Saola is threatened primarily by hunting , rather than habitat loss. The main hunting threat comes from commercial poaching, not subsistence hunting by local people. In Southeast Asia, most endangered species of wildlife are threatened by targeted offtake for the wildlife trade, either for bushmeat or traditional Asian medicine.
I IUCN Critically Endangered Large-antlered Muntjac (Muntiacus vuquangensis) dead in a snare in Nakai-Nam Theun National Protected Area, Lao PDR. Saola is now distributed in several isolated, small subpopulations.
A common query we ran across in our research was “Can You Help Us Save the saolas?”.
Another answer was Let us help save the saolas and our planet. There are so many other critically endangered, endangered and threatened species all over the planet in various habitat / ecosystem. We have also lost so many other species due to the destruction caused by humans apart from natural catastrophes.
The main habitat of the Saola is wet evergreen or deciduous forests throughout eastern Indochina. They are mostly found near rivers and in valleys often in really steep between 300 – 1800 metres above sea level. Aversion to human proximity – this is one of the major keys for Saola populations as they like remoteness from human disturbance.
How is the saola being threatened?
The added pressure from rapid and large-scale infrastructure in the region is also fragmenting saola habitat. Conservationists are concerned that this is allowing hunters easy access to the once untouched forest of the saola and may reduce genetic diversity in the future.
One article stated that this either fragments the saola population or reduces the size of their habitat. Fragmentation will also decrease genetic diversity and create issues like inbreeding. Decrease in the size of habitat also makes the saolas more vulnerable in the sense that they are in easy access to the hunters.
How are saolas affected by human activities?
Humans destroy the forests where saolas live and use them for agriculture and other infrastructures. This either fragments the saola population or reduces the size of their habitat. Fragmentation will also decrease genetic diversity and create issues like inbreeding .
What is the SWG doing to help saola conservation?

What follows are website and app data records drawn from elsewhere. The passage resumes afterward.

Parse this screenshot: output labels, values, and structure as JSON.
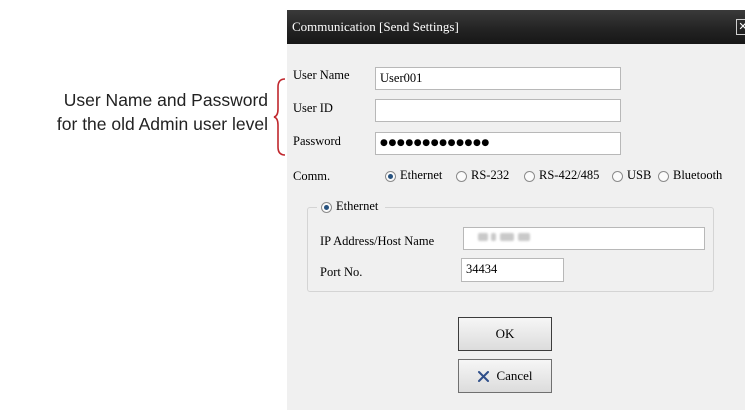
{
  "annotation": {
    "line1": "User Name and Password",
    "line2": "for the old Admin user level"
  },
  "dialog": {
    "title": "Communication [Send Settings]",
    "close_icon": "close-icon",
    "fields": {
      "user_name_label": "User Name",
      "user_name_value": "User001",
      "user_id_label": "User ID",
      "user_id_value": "",
      "password_label": "Password",
      "password_value": "●●●●●●●●●●●●●"
    },
    "comm": {
      "label": "Comm.",
      "options": [
        "Ethernet",
        "RS-232",
        "RS-422/485",
        "USB",
        "Bluetooth"
      ],
      "selected": "Ethernet"
    },
    "ethernet_group": {
      "legend": "Ethernet",
      "ip_label": "IP Address/Host Name",
      "port_label": "Port No.",
      "port_value": "34434"
    },
    "buttons": {
      "ok": "OK",
      "cancel": "Cancel"
    }
  },
  "colors": {
    "titlebar": "#222222",
    "dialog_bg": "#f0f0f0",
    "brace": "#c0272d",
    "cancel_icon": "#2f4f8a"
  }
}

Since 2011, the SWG and its partners have focused on improving protection at five protected areas believed to be key for saola conservation, in Lao PDR and Vietnam. Since inception of the program, patrol teams recruited from local villagers have removed more than 130,000 wire snares from these areas.